“Yeah, okay.” It’s no use telling him you’re going to be late to the dance now, or any of it. “Just don’t forget me, man.”
At ten minutes to seven, you brush your teeth and apply more deodorant and cologne. At seven, you take the keys out of the bowl on your brother’s side of the dresser and slip them into your pocket.
You have to decide. Your dad will be home soon. Even though he’ll be tired and won’t really want to, he’ll take you. But your mother will insist he eat dinner first. Best case scenario, you’ll get to the dance an hour late.
Or, as soon as your dad gets home, you can lie and say Eric is coming for you after all. Then go out the front door and sneak away in the Volkswagen. No one will even notice it’s gone and you’ll have it back before they do. You’ll still be late to meet Claudia, but only half an hour at the worst.
Ten minutes after seven, your dad walks through the front door. What do you do?
(A) Lie to your parents and sneak off in your brother’s car.
(B) Wait for your dad. You don’t even have a driver’s license.
THE MISADVENTURES OF MATTHEW VAN DER BOOT is a work of fiction.
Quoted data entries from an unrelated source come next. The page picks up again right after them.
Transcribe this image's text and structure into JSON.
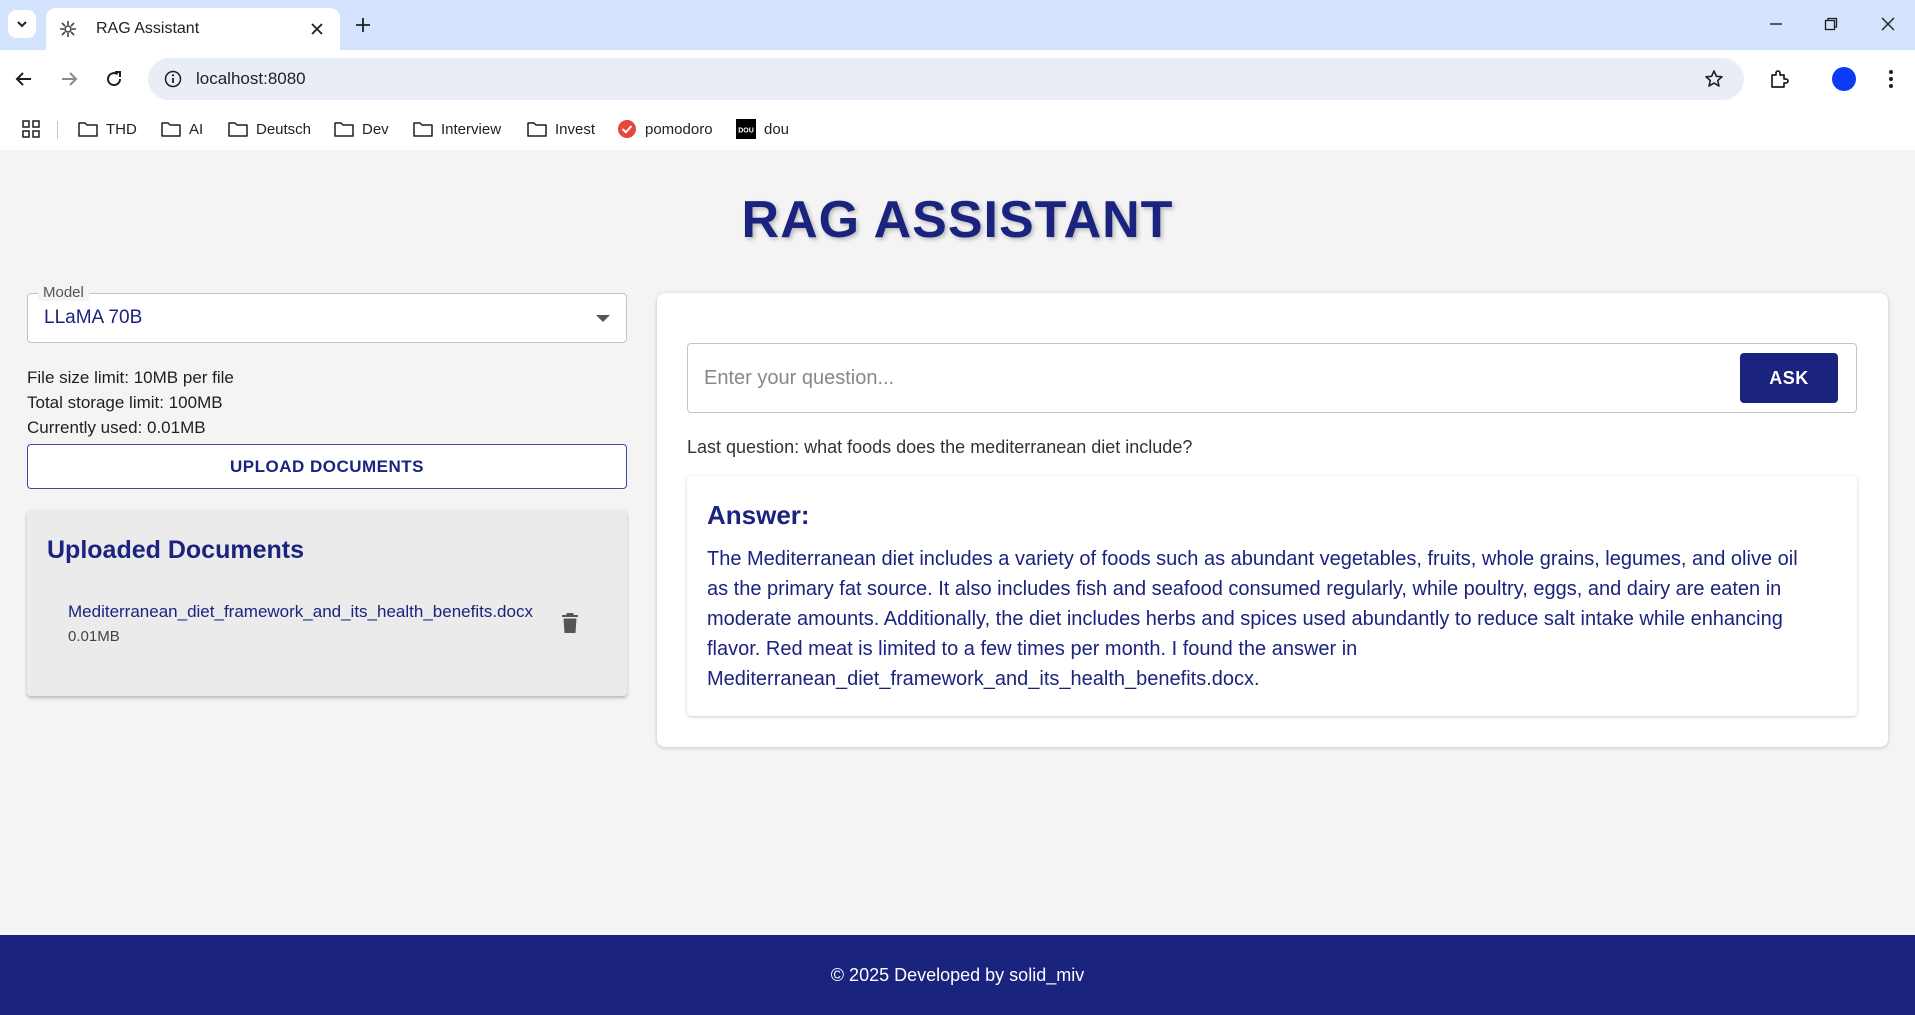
{
  "browser": {
    "tab_title": "RAG Assistant",
    "url": "localhost:8080",
    "bookmarks": [
      {
        "label": "THD",
        "icon": "folder-icon"
      },
      {
        "label": "AI",
        "icon": "folder-icon"
      },
      {
        "label": "Deutsch",
        "icon": "folder-icon"
      },
      {
        "label": "Dev",
        "icon": "folder-icon"
      },
      {
        "label": "Interview",
        "icon": "folder-icon"
      },
      {
        "label": "Invest",
        "icon": "folder-icon"
      },
      {
        "label": "pomodoro",
        "icon": "pomodoro-icon"
      },
      {
        "label": "dou",
        "icon": "dou-icon"
      }
    ],
    "dou_icon_text": "DOU",
    "profile_color": "#0b3bf4"
  },
  "app": {
    "title": "RAG ASSISTANT",
    "model": {
      "label": "Model",
      "value": "LLaMA 70B"
    },
    "limits": {
      "file_size": "File size limit: 10MB per file",
      "total_storage": "Total storage limit: 100MB",
      "used": "Currently used: 0.01MB"
    },
    "upload_label": "UPLOAD DOCUMENTS",
    "documents": {
      "title": "Uploaded Documents",
      "items": [
        {
          "name": "Mediterranean_diet_framework_and_its_health_benefits.docx",
          "size": "0.01MB"
        }
      ]
    },
    "question": {
      "placeholder": "Enter your question...",
      "value": "",
      "ask_label": "ASK"
    },
    "last_question": "Last question: what foods does the mediterranean diet include?",
    "answer": {
      "heading": "Answer:",
      "text": "The Mediterranean diet includes a variety of foods such as abundant vegetables, fruits, whole grains, legumes, and olive oil as the primary fat source. It also includes fish and seafood consumed regularly, while poultry, eggs, and dairy are eaten in moderate amounts. Additionally, the diet includes herbs and spices used abundantly to reduce salt intake while enhancing flavor. Red meat is limited to a few times per month. I found the answer in Mediterranean_diet_framework_and_its_health_benefits.docx."
    },
    "footer": "© 2025 Developed by solid_miv",
    "colors": {
      "primary": "#1a237e",
      "background": "#f4f4f4",
      "delete_icon": "#555555"
    }
  }
}
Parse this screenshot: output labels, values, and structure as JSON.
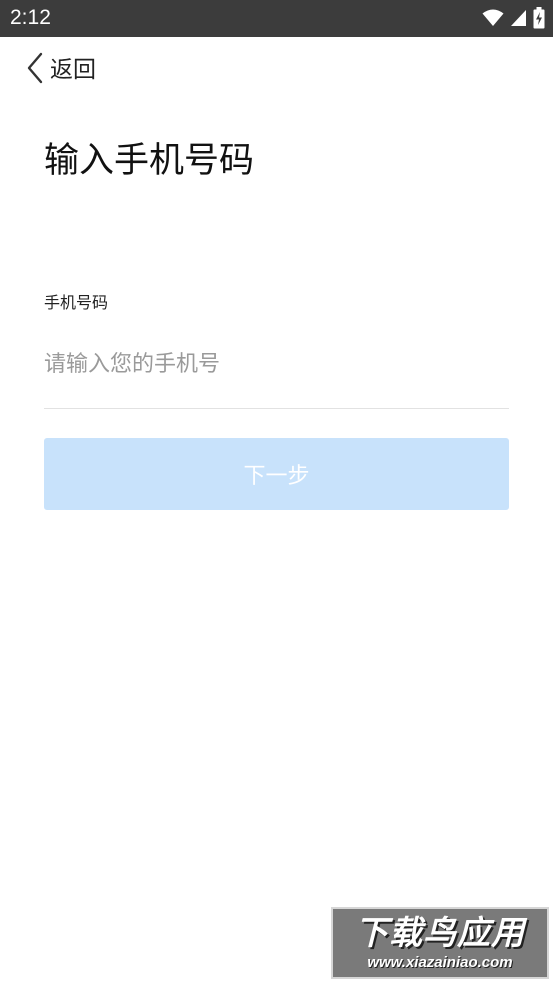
{
  "status_bar": {
    "time": "2:12",
    "icons": [
      "wifi-icon",
      "cellular-signal-icon",
      "battery-charging-icon"
    ]
  },
  "nav": {
    "back_label": "返回",
    "back_icon": "chevron-left-icon"
  },
  "page": {
    "title": "输入手机号码"
  },
  "form": {
    "phone_label": "手机号码",
    "phone_value": "",
    "phone_placeholder": "请输入您的手机号",
    "next_label": "下一步"
  },
  "colors": {
    "status_bar": "#3c3c3c",
    "button_disabled_bg": "#c8e2fb",
    "placeholder": "#9a9a9a",
    "divider": "#e2e2e2"
  },
  "watermark": {
    "title": "下载鸟应用",
    "url": "www.xiazainiao.com"
  }
}
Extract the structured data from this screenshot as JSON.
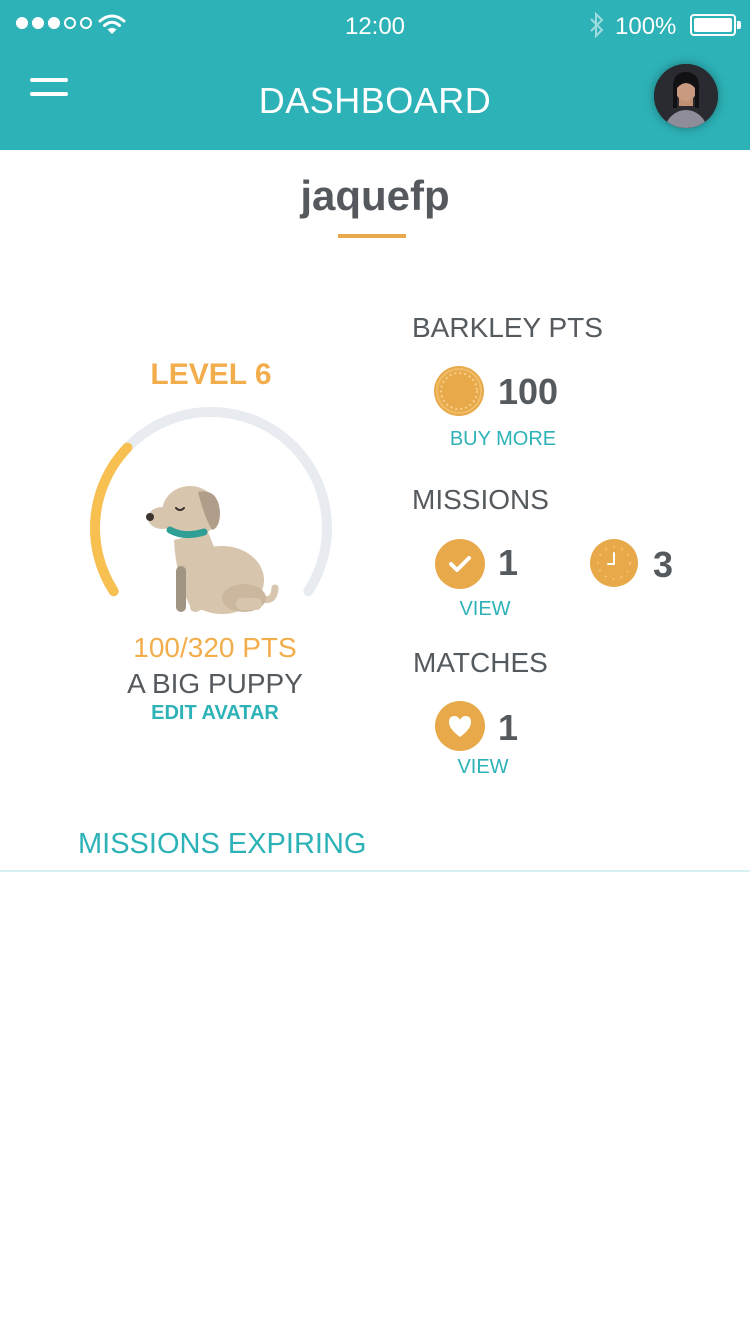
{
  "status_bar": {
    "time": "12:00",
    "battery_percent": "100%",
    "signal_bars": 3
  },
  "header": {
    "title": "DASHBOARD",
    "menu_icon": "hamburger-menu-icon",
    "profile_icon": "profile-avatar"
  },
  "profile": {
    "username": "jaquefp"
  },
  "avatar_card": {
    "level_label": "LEVEL 6",
    "points_progress": "100/320 PTS",
    "progress_fraction": 0.3125,
    "avatar_name": "A BIG PUPPY",
    "edit_label": "EDIT AVATAR",
    "avatar_icon": "puppy-icon"
  },
  "barkley": {
    "label": "BARKLEY PTS",
    "value": "100",
    "link": "BUY MORE",
    "icon": "coin-icon"
  },
  "missions": {
    "label": "MISSIONS",
    "completed_value": "1",
    "pending_value": "3",
    "link": "VIEW",
    "completed_icon": "check-icon",
    "pending_icon": "clock-icon"
  },
  "matches": {
    "label": "MATCHES",
    "value": "1",
    "link": "VIEW",
    "icon": "heart-icon"
  },
  "missions_expiring": {
    "label": "MISSIONS EXPIRING"
  },
  "colors": {
    "primary": "#2db2b7",
    "accent": "#e8a94a",
    "text": "#555a5e",
    "track": "#e8ecf1"
  }
}
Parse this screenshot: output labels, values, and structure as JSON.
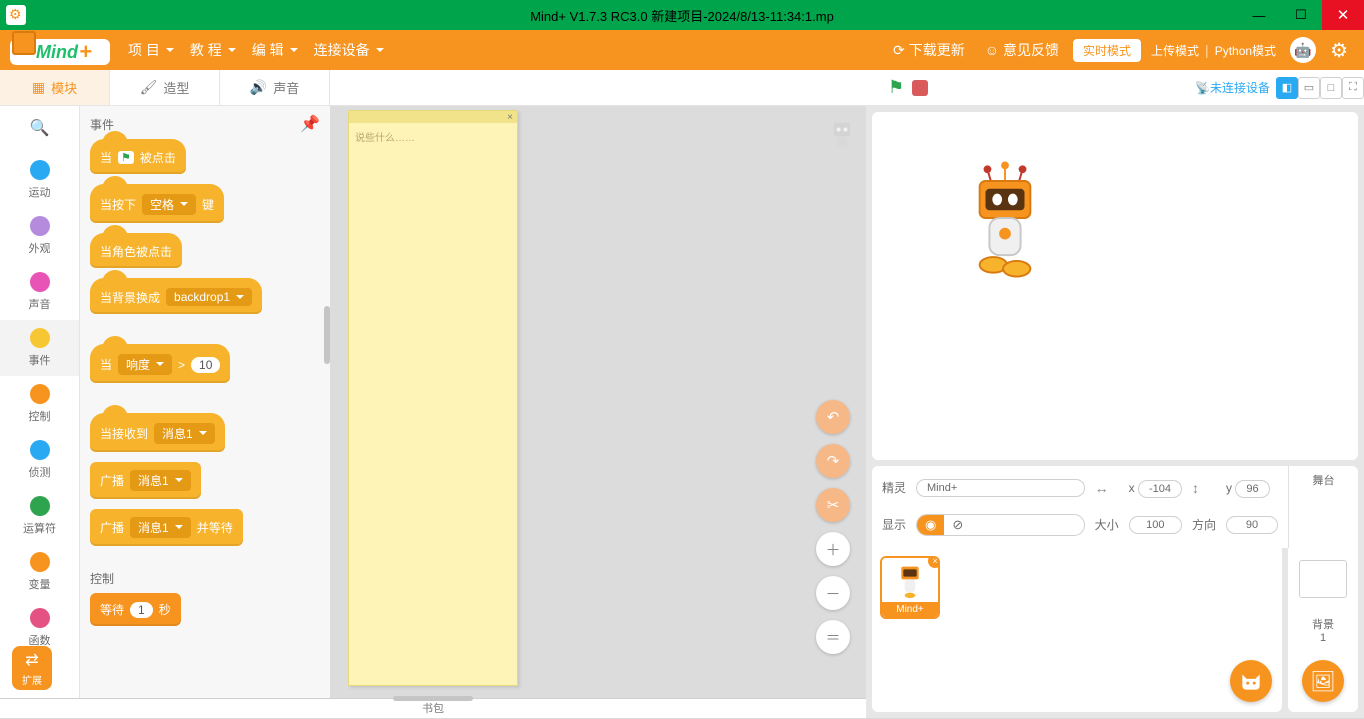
{
  "titlebar": {
    "title": "Mind+ V1.7.3 RC3.0   新建项目-2024/8/13-11:34:1.mp"
  },
  "menubar": {
    "logo_text": "Mind",
    "logo_plus": "+",
    "items": [
      "项 目",
      "教 程",
      "编 辑",
      "连接设备"
    ],
    "download": "下载更新",
    "feedback": "意见反馈",
    "mode_realtime": "实时模式",
    "mode_upload": "上传模式",
    "mode_python": "Python模式"
  },
  "tabs": {
    "code": "模块",
    "costumes": "造型",
    "sounds": "声音"
  },
  "stage_ctrl": {
    "conn": "未连接设备"
  },
  "categories": [
    {
      "label": "运动",
      "color": "#2aa9f3"
    },
    {
      "label": "外观",
      "color": "#b58bde"
    },
    {
      "label": "声音",
      "color": "#e754b6"
    },
    {
      "label": "事件",
      "color": "#f7c733"
    },
    {
      "label": "控制",
      "color": "#f7941f"
    },
    {
      "label": "侦测",
      "color": "#2aa9f3"
    },
    {
      "label": "运算符",
      "color": "#2ea44f"
    },
    {
      "label": "变量",
      "color": "#f7941f"
    },
    {
      "label": "函数",
      "color": "#e45283"
    }
  ],
  "palette": {
    "hdr_events": "事件",
    "hdr_control": "控制",
    "b_flag_pre": "当",
    "b_flag_post": "被点击",
    "b_key_pre": "当按下",
    "b_key_drop": "空格",
    "b_key_post": "键",
    "b_sprite": "当角色被点击",
    "b_backdrop_pre": "当背景换成",
    "b_backdrop_drop": "backdrop1",
    "b_loud_pre": "当",
    "b_loud_drop": "响度",
    "b_loud_gt": ">",
    "b_loud_val": "10",
    "b_recv_pre": "当接收到",
    "b_recv_drop": "消息1",
    "b_broadcast_pre": "广播",
    "b_broadcast_drop": "消息1",
    "b_bwait_pre": "广播",
    "b_bwait_drop": "消息1",
    "b_bwait_post": "并等待",
    "b_wait_pre": "等待",
    "b_wait_val": "1",
    "b_wait_post": "秒"
  },
  "note": {
    "placeholder": "说些什么……"
  },
  "backpack": "书包",
  "ext": "扩展",
  "sprite_info": {
    "sprite_lbl": "精灵",
    "sprite_name": "Mind+",
    "x_lbl": "x",
    "x": "-104",
    "y_lbl": "y",
    "y": "96",
    "show_lbl": "显示",
    "size_lbl": "大小",
    "size": "100",
    "dir_lbl": "方向",
    "dir": "90"
  },
  "stage_col": {
    "stage": "舞台",
    "backdrop": "背景",
    "count": "1"
  },
  "sprite_card": {
    "name": "Mind+"
  }
}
All names, characters, and places are fictitious, and any resemblance to actual events, locales, organizations, or persons, living or dead, is entirely coincidental … no matter how many times you ask.